I've been in plenty of rooms of drunken people. The only two times there were violence were the type of asshole that were prone to violence anyway. Angry drunks are usually angry sobers.
Of course it's hurting sales.
Radio stations based on a song are often superior to my collection. At work it's all we use now, yeah yeah, anecdote.
Radio stations that play what we want are better than Dj ing from our own collection, and way better than the radio.
I was converted to a paying customer to get specific songs when I wanted too though. I think that what they really should attack though is custom playlists on the desktop (to maximize revenue, as a happy paying customer, I just hope they don't kill the concept of music subscription, I don't know how I'd discover new music without one).

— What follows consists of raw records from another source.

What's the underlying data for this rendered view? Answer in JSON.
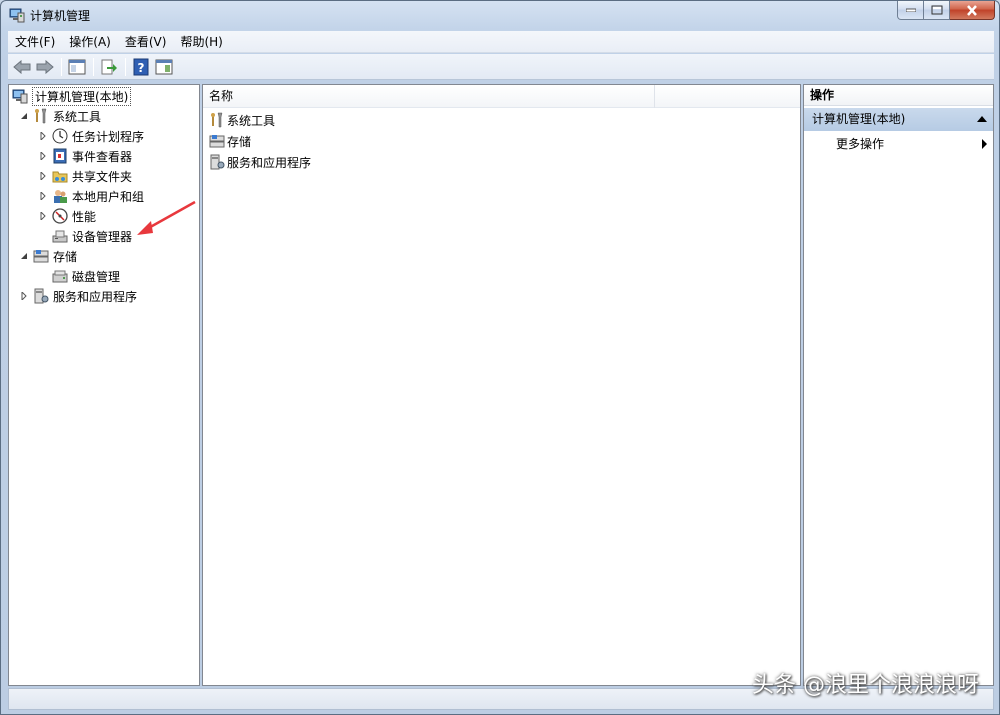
{
  "window": {
    "title": "计算机管理"
  },
  "menu": [
    {
      "label": "文件(F)"
    },
    {
      "label": "操作(A)"
    },
    {
      "label": "查看(V)"
    },
    {
      "label": "帮助(H)"
    }
  ],
  "tree": {
    "root": "计算机管理(本地)",
    "items": [
      {
        "label": "系统工具",
        "level": 1,
        "expanded": true,
        "icon": "tools-icon"
      },
      {
        "label": "任务计划程序",
        "level": 2,
        "expanded": false,
        "icon": "clock-icon"
      },
      {
        "label": "事件查看器",
        "level": 2,
        "expanded": false,
        "icon": "event-viewer-icon"
      },
      {
        "label": "共享文件夹",
        "level": 2,
        "expanded": false,
        "icon": "shared-folder-icon"
      },
      {
        "label": "本地用户和组",
        "level": 2,
        "expanded": false,
        "icon": "users-icon"
      },
      {
        "label": "性能",
        "level": 2,
        "expanded": false,
        "icon": "performance-icon"
      },
      {
        "label": "设备管理器",
        "level": 2,
        "leaf": true,
        "icon": "device-manager-icon"
      },
      {
        "label": "存储",
        "level": 1,
        "expanded": true,
        "icon": "storage-icon"
      },
      {
        "label": "磁盘管理",
        "level": 2,
        "leaf": true,
        "icon": "disk-icon"
      },
      {
        "label": "服务和应用程序",
        "level": 1,
        "expanded": false,
        "icon": "services-icon"
      }
    ]
  },
  "list": {
    "column_name": "名称",
    "rows": [
      {
        "label": "系统工具",
        "icon": "tools-icon"
      },
      {
        "label": "存储",
        "icon": "storage-icon"
      },
      {
        "label": "服务和应用程序",
        "icon": "services-icon"
      }
    ]
  },
  "actions": {
    "header": "操作",
    "section": "计算机管理(本地)",
    "more": "更多操作"
  },
  "watermark": "头条 @浪里个浪浪浪呀",
  "colors": {
    "accent_arrow": "#e8383d",
    "section_bg": "#bfd1e8"
  }
}
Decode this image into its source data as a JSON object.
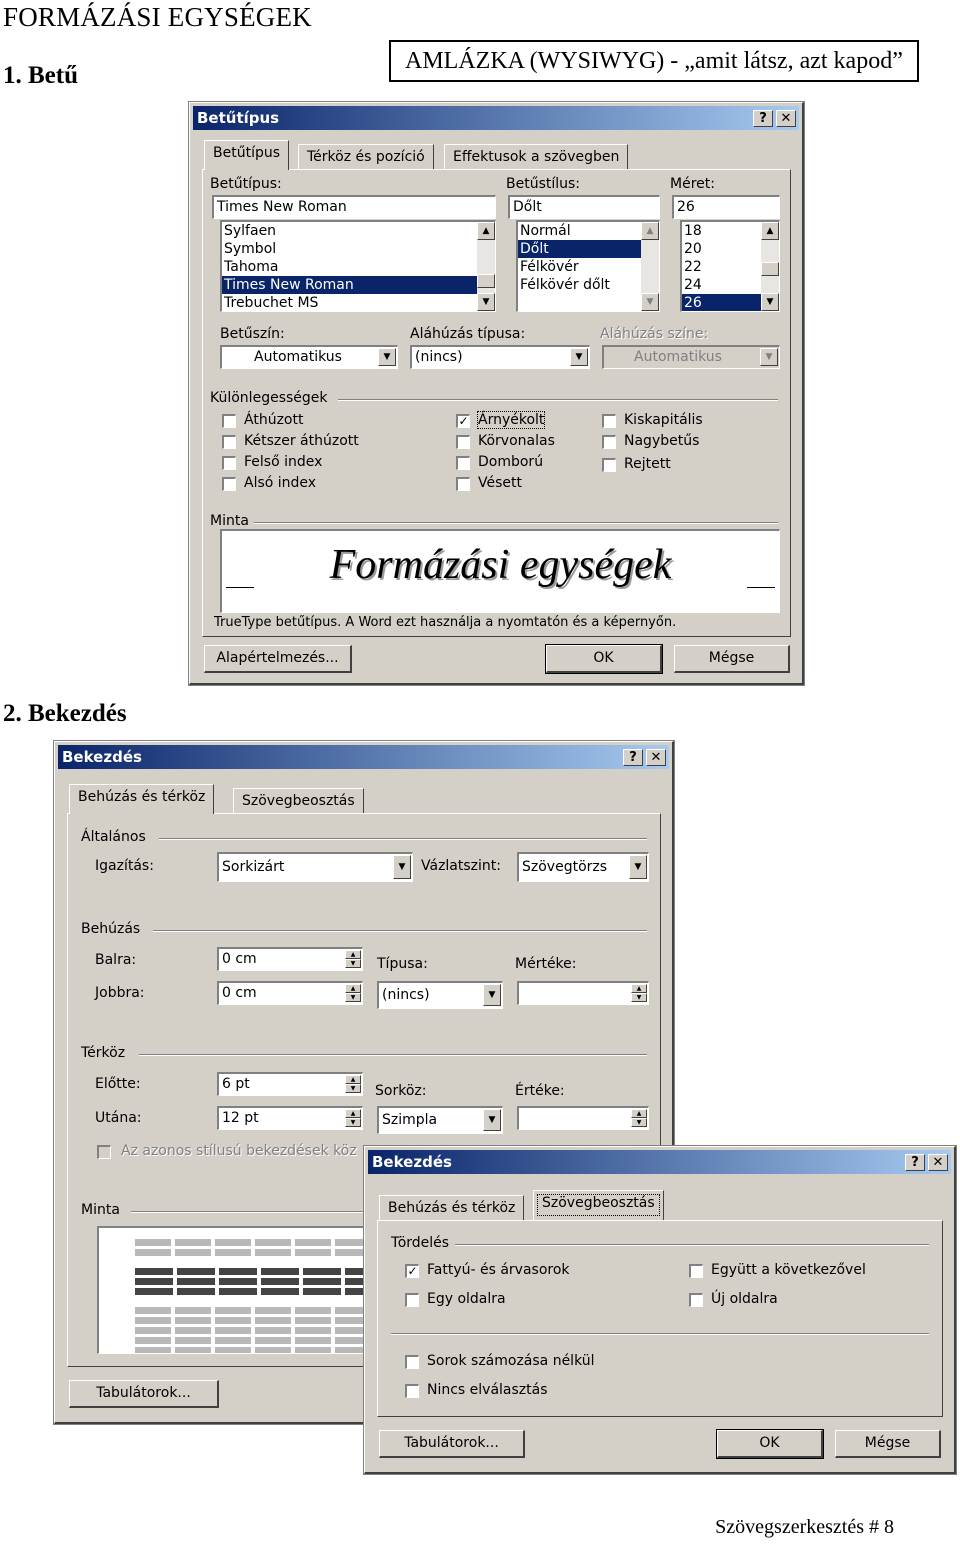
{
  "page": {
    "title": "FORMÁZÁSI EGYSÉGEK",
    "section1": "1. Betű",
    "boxed_note": "AMLÁZKA (WYSIWYG) - „amit látsz, azt kapod”",
    "section2": "2. Bekezdés",
    "footer": "Szövegszerkesztés # 8"
  },
  "font_dialog": {
    "title": "Betűtípus",
    "help": "?",
    "close": "✕",
    "tabs": [
      "Betűtípus",
      "Térköz és pozíció",
      "Effektusok a szövegben"
    ],
    "font_label": "Betűtípus:",
    "font_value": "Times New Roman",
    "font_list": [
      "Sylfaen",
      "Symbol",
      "Tahoma",
      "Times New Roman",
      "Trebuchet MS"
    ],
    "style_label": "Betűstílus:",
    "style_value": "Dőlt",
    "style_list": [
      "Normál",
      "Dőlt",
      "Félkövér",
      "Félkövér dőlt"
    ],
    "size_label": "Méret:",
    "size_value": "26",
    "size_list": [
      "18",
      "20",
      "22",
      "24",
      "26"
    ],
    "color_label": "Betűszín:",
    "color_value": "Automatikus",
    "underline_label": "Aláhúzás típusa:",
    "underline_value": "(nincs)",
    "underline_color_label": "Aláhúzás színe:",
    "underline_color_value": "Automatikus",
    "effects_label": "Különlegességek",
    "effects": [
      {
        "label": "Áthúzott",
        "checked": false
      },
      {
        "label": "Kétszer áthúzott",
        "checked": false
      },
      {
        "label": "Felső index",
        "checked": false
      },
      {
        "label": "Alsó index",
        "checked": false
      },
      {
        "label": "Árnyékolt",
        "checked": true
      },
      {
        "label": "Körvonalas",
        "checked": false
      },
      {
        "label": "Domború",
        "checked": false
      },
      {
        "label": "Vésett",
        "checked": false
      },
      {
        "label": "Kiskapitális",
        "checked": false
      },
      {
        "label": "Nagybetűs",
        "checked": false
      },
      {
        "label": "Rejtett",
        "checked": false
      }
    ],
    "preview_label": "Minta",
    "preview_text": "Formázási egységek",
    "truetype_note": "TrueType betűtípus. A Word ezt használja a nyomtatón és a képernyőn.",
    "default_button": "Alapértelmezés...",
    "ok_button": "OK",
    "cancel_button": "Mégse"
  },
  "para_dialog": {
    "title": "Bekezdés",
    "help": "?",
    "close": "✕",
    "tabs": [
      "Behúzás és térköz",
      "Szövegbeosztás"
    ],
    "general_label": "Általános",
    "alignment_label": "Igazítás:",
    "alignment_value": "Sorkizárt",
    "outline_label": "Vázlatszint:",
    "outline_value": "Szövegtörzs",
    "indent_label": "Behúzás",
    "left_label": "Balra:",
    "left_value": "0 cm",
    "right_label": "Jobbra:",
    "right_value": "0 cm",
    "special_label": "Típusa:",
    "special_value": "(nincs)",
    "by_label": "Mértéke:",
    "by_value": "",
    "spacing_label": "Térköz",
    "before_label": "Előtte:",
    "before_value": "6 pt",
    "after_label": "Utána:",
    "after_value": "12 pt",
    "line_label": "Sorköz:",
    "line_value": "Szimpla",
    "at_label": "Értéke:",
    "at_value": "",
    "same_style_label": "Az azonos stílusú bekezdések köz",
    "preview_label": "Minta",
    "tabs_button": "Tabulátorok..."
  },
  "linebreak_dialog": {
    "title": "Bekezdés",
    "help": "?",
    "close": "✕",
    "tabs": [
      "Behúzás és térköz",
      "Szövegbeosztás"
    ],
    "pagination_label": "Tördelés",
    "options": [
      {
        "label": "Fattyú- és árvasorok",
        "checked": true
      },
      {
        "label": "Egy oldalra",
        "checked": false
      },
      {
        "label": "Együtt a következővel",
        "checked": false
      },
      {
        "label": "Új oldalra",
        "checked": false
      }
    ],
    "no_line_numbers": "Sorok számozása nélkül",
    "no_hyphenation": "Nincs elválasztás",
    "tabs_button": "Tabulátorok...",
    "ok_button": "OK",
    "cancel_button": "Mégse"
  }
}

That's actually not a terrible point, but would be even better handled with a smartwatch I'd think.
Also, some of us like to know how much longer we'll be waiting, or at work, or etc. While truly not needing to worry about time would be excellent, if I'm just chilling at home, and am meeting someone at 8, I may want to know if I have time to vacuum before I start getting ready or not, I don't see how notifications could tell me that.

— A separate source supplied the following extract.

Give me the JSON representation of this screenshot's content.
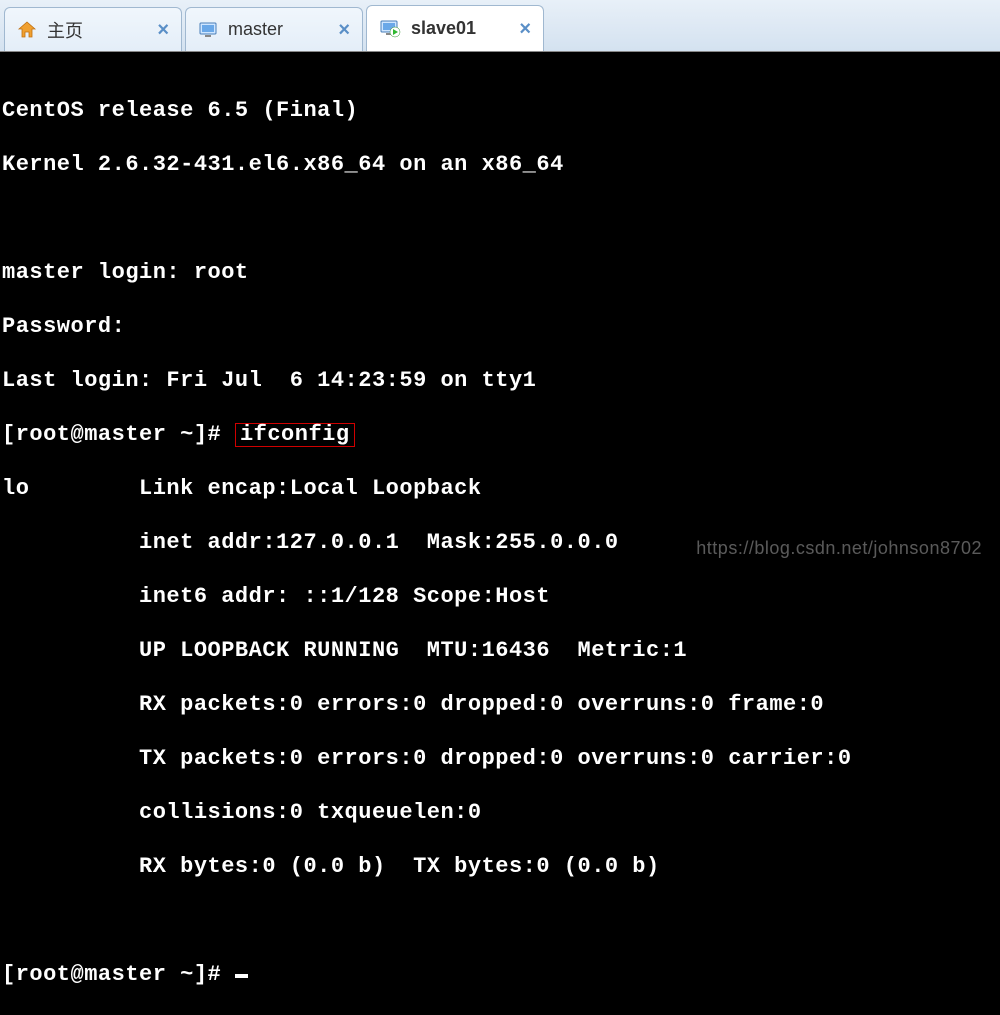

Thank you for that wonderful post.
But it is so nice not giving a fuck. I carry a purse, and nobody gives me shit about it, because old, and I'm not really even that old at all. I really like that part of life, we're all the cool kids now, we can all do us and nobody really cares.

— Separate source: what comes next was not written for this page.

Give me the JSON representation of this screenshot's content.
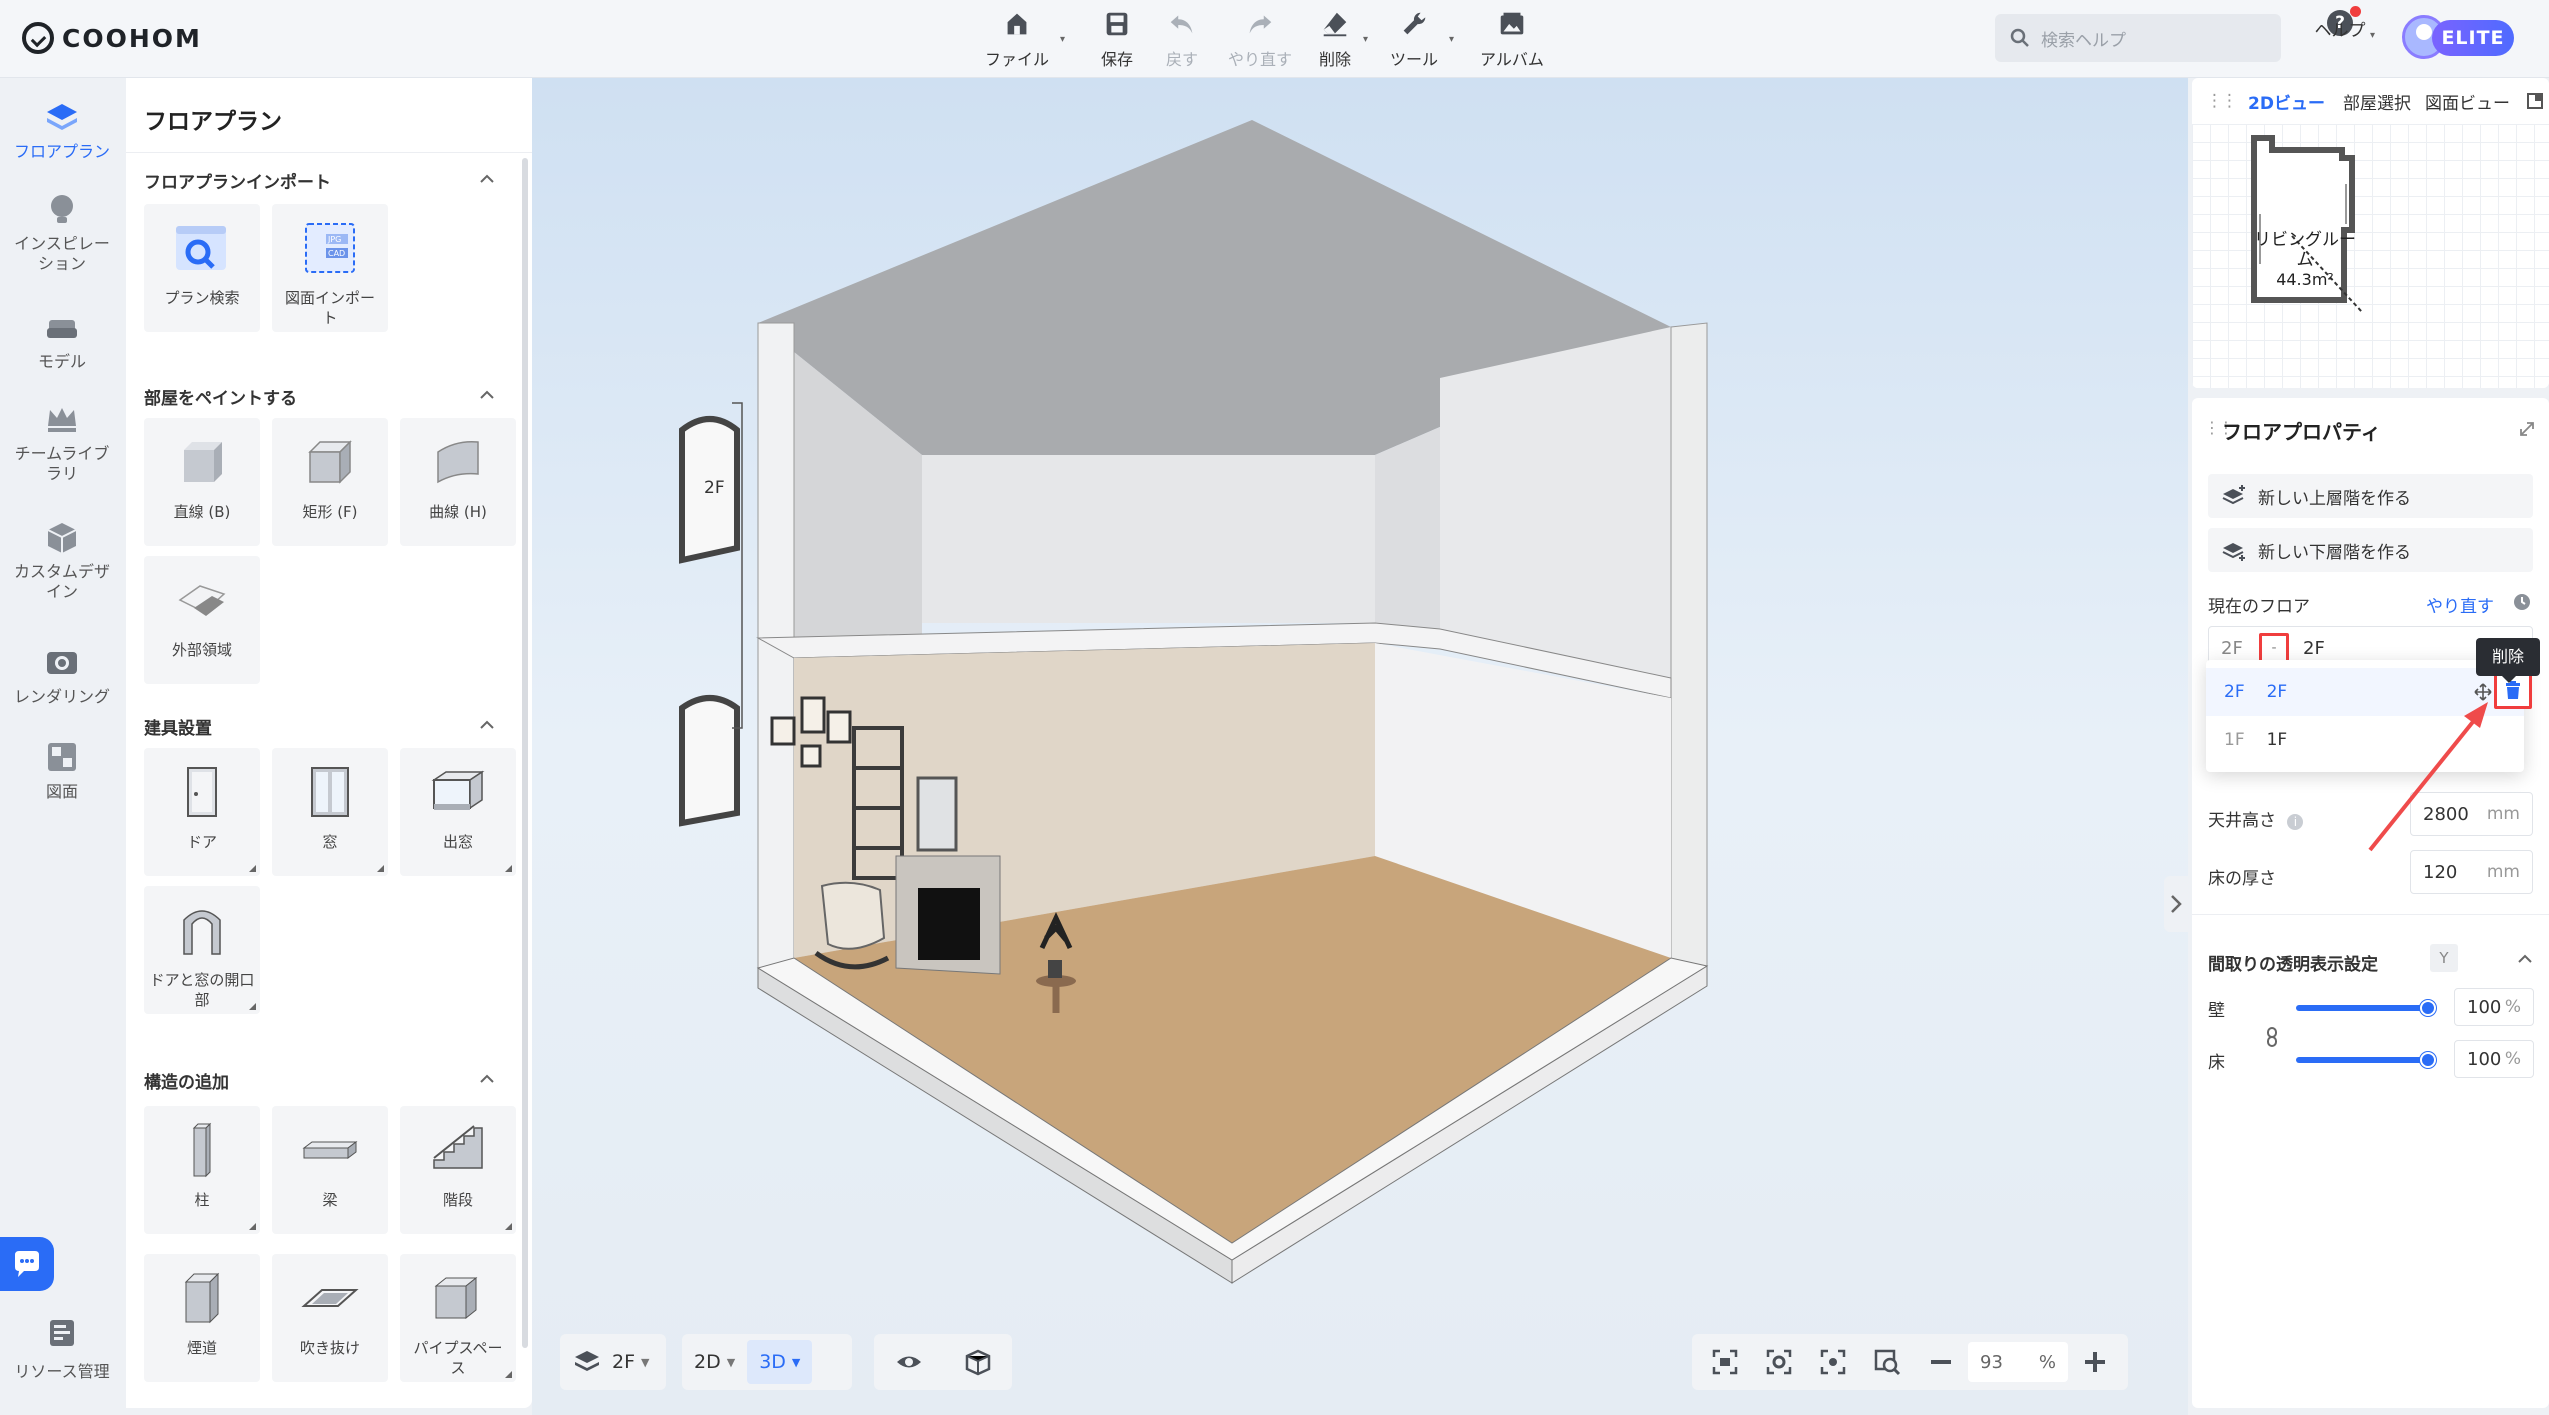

The Vertu doesn't look behind the times to me. It has everything I was looking for in a phone and looks great.
Still, not spending 12k on it, and the concierge benefits say a lot about who the target market is (those that don't know how to type on an internet connected device).
I'll get the leather on my Moto X for a 20th the price...
I didn't wear one from about '08-'12, I got a new one then, and I miss it when I forget to put it on.
It's nice to check the time on the wrist.
I wear a watch not as nice as yours, but it was cheap and gets compliments (just a random square guess watch with a simple silver face and date, 24 hr, and day of week wheels).
I definitely plan on buying a smart watch though, probably next generation (I want that lifespan, with the face on), or maybe a pebble steel if the color one brings the price down on the old ones.
If I can get a Zenwatch or a Moto 360 for $250, just a little smaller, and a little more life, I will.
I went without a watch for a while, thinking phone is watch, but since I started wearing one again, I miss it when I forget it.
For me the killer feature though is the customizable face, I want a Qlocktwo, for a fraction of the price. I am obsessed with time in words for some reason, I'm told it's crazy.
There's no market overlap for me I suppose, because I was a long way off from spending much on a watch, but I can see myself getting value from a couple notifications, and a watch face I like. I think they (smart watches in general, not the Apple ones, they have the battery I would need, but $350 is too much, and that's the frumpy one) will destroy the $150-$500 watch market. I'd be very worried if I were Fossil, or some other company in that range.
I think there's a decent chance they'll make watches over-all more appealing though, in which case the Swiss could win in the end.
I guess the real question though is about the batteries, if they are not replaceable, and only good for a year or two of charging, that's a real problem. I assume the CPU won't ever need to do much more with most of the processing coming from the phone, and the screens are already there from what I can tell.
yammer yammer, I'm tired.
Summary, I think the $100-$500 watch market will be destroyed, as people who want a watch choose those that can do a little extra. A smart watch with a good screen will be a logical choice for many people.
I think you misunderstood me, and then I replied to myself because mobile is a pita.